No fire or Intermittent on One Cylinder:
  1. Check the timer base resistance from the black/white wire to the white/black wires. Reading should be 10-20 ohms.
  2. Check the DVA output from the timer base. A reading of at least 0.5V or more is needed from the black/white wire to the white/black wires (while connected to the pack) to fire the pack.
  3. Check the DVA output on the orange wires from the power pack while connected to the ignition coils. You should have a reading of at least 150V or more. If the reading is low on one cylinder, disconnect the orange wire from the ignition coil for that cylinder and reconnect it to a load resistor. Retest. If the reading is now good, the ignition coil is likely bad. A continued low reading indicates a bad power pack.


Four Cylinder Engines
No fire at all:
  1. (Note: If the engine fires with the spark plugs out but not with them installed, the timer base is either weak or the engine is not spinning fast enough. See # 6 and #8.)
  2. Disconnect the black yellow kill wire and retest. If the engines now has fire, the kill circuit has a fault-possibly the keyswitch, harness or shift switch.
  3. Disconnect the yellow wires from the stator to the rectifier and retest. If the engine fires, replace the rectifier.
  4. Check the stator resistance. You should read approximately 500 ohms from the brown wire to the brown/yellow wire.
  5. Check the DVA output from the stator. You should have a reading of at least 150V or more from the brown wire to the brown/yellow wire (while connected to the pack).
  6. Check the timer bases resistance from the #1 sensor wire to the #3 sensor wire and from the #2 sensor wire to the #4 sensor wire. Reading should be 10-20 ohms on each set.
  7. Check the DVA output from the timer base.

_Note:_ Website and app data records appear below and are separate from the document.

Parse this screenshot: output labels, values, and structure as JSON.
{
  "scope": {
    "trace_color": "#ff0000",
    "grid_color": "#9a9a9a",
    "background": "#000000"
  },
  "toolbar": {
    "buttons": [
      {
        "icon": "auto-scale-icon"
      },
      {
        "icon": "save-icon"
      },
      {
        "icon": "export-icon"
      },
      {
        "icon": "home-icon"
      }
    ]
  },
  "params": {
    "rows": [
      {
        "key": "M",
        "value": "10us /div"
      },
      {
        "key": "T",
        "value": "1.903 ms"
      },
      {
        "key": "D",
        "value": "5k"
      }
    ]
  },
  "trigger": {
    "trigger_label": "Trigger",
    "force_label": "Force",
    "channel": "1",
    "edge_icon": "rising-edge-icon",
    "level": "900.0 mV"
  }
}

A reading of at least 0.5V or more from the #1 sensor wire to the #3 sensor wire and from the #2 sensor wire to the #4 sensor wire (while connected to the pack) is needed to fire the pack. If the output is low, you may try to reset the air gap between the timer base sensor and the triggering magnet using a sensor gap gauge or use the following procedure:
  1. Loosen the two mounting screws on the sensors and the nuts located in the epoxy on the outside of the heat shield of the timer base.

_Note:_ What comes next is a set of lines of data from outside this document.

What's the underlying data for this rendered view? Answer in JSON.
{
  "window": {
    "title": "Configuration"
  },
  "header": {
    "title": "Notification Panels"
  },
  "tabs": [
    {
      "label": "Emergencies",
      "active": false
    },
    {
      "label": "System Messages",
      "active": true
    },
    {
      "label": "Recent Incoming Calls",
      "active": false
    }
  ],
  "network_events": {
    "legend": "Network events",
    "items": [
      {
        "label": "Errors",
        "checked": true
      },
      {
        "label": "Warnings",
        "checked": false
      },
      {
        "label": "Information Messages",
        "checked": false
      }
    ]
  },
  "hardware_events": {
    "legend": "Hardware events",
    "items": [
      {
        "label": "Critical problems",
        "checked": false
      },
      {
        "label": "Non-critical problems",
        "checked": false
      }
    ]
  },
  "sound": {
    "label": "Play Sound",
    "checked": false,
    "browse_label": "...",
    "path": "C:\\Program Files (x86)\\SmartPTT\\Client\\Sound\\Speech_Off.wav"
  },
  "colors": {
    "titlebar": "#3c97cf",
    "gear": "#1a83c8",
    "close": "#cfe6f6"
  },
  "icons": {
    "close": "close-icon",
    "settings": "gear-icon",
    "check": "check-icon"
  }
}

  2. Slide the sensors in toward the crankshaft until the sensor touches the stop boss located at the base of the sensor mounting area. Tighten the mounting screws.

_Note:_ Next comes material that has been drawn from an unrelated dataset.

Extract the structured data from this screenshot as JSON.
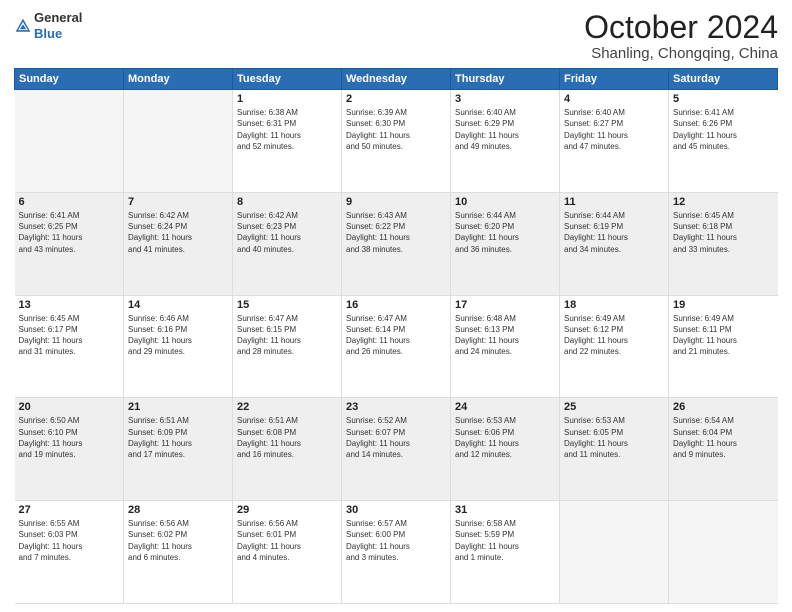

  3. Coat the face of the sensors with machinists bluing or equivalent.
  4. Install the flywheel according to the service manual and crank the engine over.
  5. Remove the flywheel and check to see if the trigging magnet struck the face of the sensors. If it did, back the sensor out approximately 0.005 and repeat steps C, D and E.
  6. If the ignition fired, finger tight the nuts on the outside of the heat shield and coat them with RTV.
  7. If still no fire, replace the sensor.

continued next page....
Page 29 - Index - Page 31